NORTH LITTLE ROCK, Ark. (AP)—After three years as an assistant at Texas, Frank Haith left in 2004 to become the head coach at Miami.
Yes, Miami—where basketball seemed to exist solely for balance, opposite the school’s storied football program.
“There was no question that Frank was ready to be a head coach,” Longhorns coach Rick Barnes said Saturday. “I think you look at where the Miami program has come from … Frank has done just an unbelievable job.”
Barnes and Haith will become opponents for a couple of hours Sunday, when second-seeded Texas faces seventh-seeded Miami in the second round of the South Regional. It’s a matchup neither coach really wanted—but the only way to avoid it was with a first-round loss.
“In the tournament setting if we weren’t winning, I would be pulling for Texas,” Haith said. “So that obviously makes it very difficult because both of us can’t win.”
Haith moved around as an assistant before heading to Texas in 2001. There, he was part of Barnes’ staff, which led the Longhorns to the 2003 Final Four.
Michael Schwartz, a former Texas player, was a video coordinator on that staff. He’s now with Haith at Miami.
“Going to Texas and meeting coach Barnes ended up being as good as anything that’s ever happened to me,” Schwartz said. “He’s just a very special person to all of us. Obviously he’s a mentor. I feel very fortunate to have been a part of his program.”
This meeting is an unlikely one for Texas and Miami. The Hurricanes went 12-20 last season and were picked to be the Atlantic Coast Conference’s worst team in 2007-08. Instead, Miami is one of only two ACC teams still around in the NCAA tournament.
Texas (29-6) has been to the round of 16 four times in the last six years, but the Longhorns faced their own obstacles this season. After losing in the second round in 2007, they lost star Kevin Durant to the NBA.
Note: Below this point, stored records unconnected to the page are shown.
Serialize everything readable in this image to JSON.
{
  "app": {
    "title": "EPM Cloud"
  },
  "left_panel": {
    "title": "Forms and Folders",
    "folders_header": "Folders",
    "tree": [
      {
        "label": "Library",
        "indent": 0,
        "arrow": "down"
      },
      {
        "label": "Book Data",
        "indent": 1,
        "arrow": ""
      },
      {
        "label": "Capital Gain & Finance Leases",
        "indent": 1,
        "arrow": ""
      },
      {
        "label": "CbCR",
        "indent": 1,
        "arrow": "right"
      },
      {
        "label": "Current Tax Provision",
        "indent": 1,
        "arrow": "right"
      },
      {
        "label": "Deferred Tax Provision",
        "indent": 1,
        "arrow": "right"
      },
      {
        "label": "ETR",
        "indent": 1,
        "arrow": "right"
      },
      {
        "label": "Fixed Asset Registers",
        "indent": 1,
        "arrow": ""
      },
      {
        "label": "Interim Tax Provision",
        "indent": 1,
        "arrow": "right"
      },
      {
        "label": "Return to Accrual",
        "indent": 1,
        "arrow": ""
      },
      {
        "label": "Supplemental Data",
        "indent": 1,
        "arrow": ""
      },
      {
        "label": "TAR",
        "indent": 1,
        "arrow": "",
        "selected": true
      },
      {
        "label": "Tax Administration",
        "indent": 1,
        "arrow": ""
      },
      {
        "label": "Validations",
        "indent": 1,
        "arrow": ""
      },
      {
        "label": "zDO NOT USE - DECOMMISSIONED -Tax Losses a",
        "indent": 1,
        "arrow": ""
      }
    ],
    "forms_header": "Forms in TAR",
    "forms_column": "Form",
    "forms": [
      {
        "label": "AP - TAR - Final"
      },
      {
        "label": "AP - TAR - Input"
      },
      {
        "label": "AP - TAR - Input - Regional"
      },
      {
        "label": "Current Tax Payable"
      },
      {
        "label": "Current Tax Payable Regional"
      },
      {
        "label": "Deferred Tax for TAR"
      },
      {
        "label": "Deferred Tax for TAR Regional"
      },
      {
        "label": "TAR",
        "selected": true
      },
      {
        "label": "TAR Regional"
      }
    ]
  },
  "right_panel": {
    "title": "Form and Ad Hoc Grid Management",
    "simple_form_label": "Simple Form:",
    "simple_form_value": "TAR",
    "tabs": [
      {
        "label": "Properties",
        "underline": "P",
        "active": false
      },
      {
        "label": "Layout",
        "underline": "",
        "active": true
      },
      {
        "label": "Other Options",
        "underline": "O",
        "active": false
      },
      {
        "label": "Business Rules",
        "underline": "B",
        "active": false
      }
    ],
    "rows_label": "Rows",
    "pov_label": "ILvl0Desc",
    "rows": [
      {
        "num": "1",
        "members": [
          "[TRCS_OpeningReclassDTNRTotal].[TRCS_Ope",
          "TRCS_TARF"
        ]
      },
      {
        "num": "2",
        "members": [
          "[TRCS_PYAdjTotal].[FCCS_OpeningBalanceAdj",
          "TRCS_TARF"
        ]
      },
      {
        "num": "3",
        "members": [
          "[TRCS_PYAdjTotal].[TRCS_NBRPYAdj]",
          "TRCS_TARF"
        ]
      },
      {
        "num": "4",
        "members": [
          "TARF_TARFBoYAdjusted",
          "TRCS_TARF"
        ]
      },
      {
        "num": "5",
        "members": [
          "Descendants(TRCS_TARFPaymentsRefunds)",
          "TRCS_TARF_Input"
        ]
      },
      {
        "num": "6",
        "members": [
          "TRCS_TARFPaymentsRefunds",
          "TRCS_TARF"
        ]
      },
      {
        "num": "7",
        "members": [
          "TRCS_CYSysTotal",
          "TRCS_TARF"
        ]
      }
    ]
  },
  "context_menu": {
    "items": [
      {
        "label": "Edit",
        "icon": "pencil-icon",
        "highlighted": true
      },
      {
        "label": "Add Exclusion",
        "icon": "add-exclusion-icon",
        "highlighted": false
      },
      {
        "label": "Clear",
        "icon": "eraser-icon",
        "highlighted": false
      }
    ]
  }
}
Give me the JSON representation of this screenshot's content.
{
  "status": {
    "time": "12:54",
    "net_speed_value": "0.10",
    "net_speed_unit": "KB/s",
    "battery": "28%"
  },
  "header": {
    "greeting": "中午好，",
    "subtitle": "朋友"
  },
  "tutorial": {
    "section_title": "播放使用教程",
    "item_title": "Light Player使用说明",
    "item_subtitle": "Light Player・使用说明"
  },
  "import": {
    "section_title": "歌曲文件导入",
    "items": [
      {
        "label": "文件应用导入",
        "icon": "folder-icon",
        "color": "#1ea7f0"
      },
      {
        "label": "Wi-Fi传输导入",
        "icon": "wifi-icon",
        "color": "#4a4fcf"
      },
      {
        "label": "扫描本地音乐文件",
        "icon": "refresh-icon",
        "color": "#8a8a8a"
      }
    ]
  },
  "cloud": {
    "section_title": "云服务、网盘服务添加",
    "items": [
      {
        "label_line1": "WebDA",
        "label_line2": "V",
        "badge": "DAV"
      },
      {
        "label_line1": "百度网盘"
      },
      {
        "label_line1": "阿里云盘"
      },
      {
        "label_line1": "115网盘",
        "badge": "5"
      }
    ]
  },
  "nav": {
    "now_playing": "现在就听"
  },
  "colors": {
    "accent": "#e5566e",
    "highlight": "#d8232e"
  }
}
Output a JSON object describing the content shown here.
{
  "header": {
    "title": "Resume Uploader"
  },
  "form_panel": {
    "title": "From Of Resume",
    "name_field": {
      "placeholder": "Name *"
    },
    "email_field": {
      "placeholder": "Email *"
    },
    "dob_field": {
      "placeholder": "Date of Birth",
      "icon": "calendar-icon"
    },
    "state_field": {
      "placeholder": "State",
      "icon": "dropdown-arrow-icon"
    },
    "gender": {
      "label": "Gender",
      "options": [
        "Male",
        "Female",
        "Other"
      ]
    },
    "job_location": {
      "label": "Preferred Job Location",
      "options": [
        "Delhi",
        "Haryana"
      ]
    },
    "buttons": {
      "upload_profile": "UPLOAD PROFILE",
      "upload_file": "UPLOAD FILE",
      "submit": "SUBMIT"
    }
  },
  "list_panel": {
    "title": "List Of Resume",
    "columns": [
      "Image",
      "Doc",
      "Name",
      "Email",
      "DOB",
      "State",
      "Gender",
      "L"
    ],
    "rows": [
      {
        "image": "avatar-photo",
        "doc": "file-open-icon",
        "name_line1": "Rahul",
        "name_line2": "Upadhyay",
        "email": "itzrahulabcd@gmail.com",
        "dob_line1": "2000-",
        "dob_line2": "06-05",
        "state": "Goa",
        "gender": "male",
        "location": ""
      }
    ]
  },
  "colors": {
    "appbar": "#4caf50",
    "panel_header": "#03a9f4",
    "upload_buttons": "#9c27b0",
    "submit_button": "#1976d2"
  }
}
The Longhorns have recovered just fine. The backcourt tandem of D.J. Augustin and A.J. Abrams averages more than 35 points per game.
Abrams was recruited to Texas by Haith.
“I got to know him real well,” Abrams said. “He was cool. He was a nice person to talk to. He’s always straightforward with you. He’s not going to tell you what you want to hear. That’s just the kind of person that he is.”
Abrams scored 26 points in a 74-54 win over Austin Peay in the first round, although that wasn’t even the best performance of the afternoon session at Alltel Arena. Miami (23-10) beat Saint Mary’s 78-64 behind 38 points from junior Jack McClinton.
McClinton said he’s still on medication after dealing with a fever a couple of days before the Saint Mary’s game. That obviously didn’t slow him against the Gaels.
The 6-foot-1 McClinton is in his second season with Miami after transferring from Siena. He is the Hurricanes’ leading scorer on the court—and a key contributor off it.
“Jack is always watching tape,” junior Lance Hurdle said. “It’s good to have your leading scorer in there watching tape and working on his game all the time. He always had these metaphors before the game. It gets us pumped up.”
What kinds of metaphors?
“Top secret information,” McClinton said. “I don’t want any other teams using my metaphors to get pumped for a game.”
If Miami needs any help Sunday, the crowd likely will provide it. The burnt orange of Texas has never been popular in Arkansas. Fans booed the Longhorns on Friday and roared their approval when underdog Austin Peay took the court.
The crowd quieted down as Texas routed Austin Peay. It will be a different story if Miami can keep it close.
The Hurricanes went to the round of 16 in 2000, but for the most part, they’ve been an afterthought in basketball—despite competing in high-profile conferences like the Big East and ACC. This season, Miami has taken a big step toward changing that, and Sunday presents a chance for another.
No matter who prevails, it will be an emotional day for the men on the sidelines.
“It’s almost like, you know, your dad. You’re trying to please your dad,” said Haith, who at 42 is only 11 years younger than Barnes. “Rick likes to look at us as brothers. I still look up to Rick.”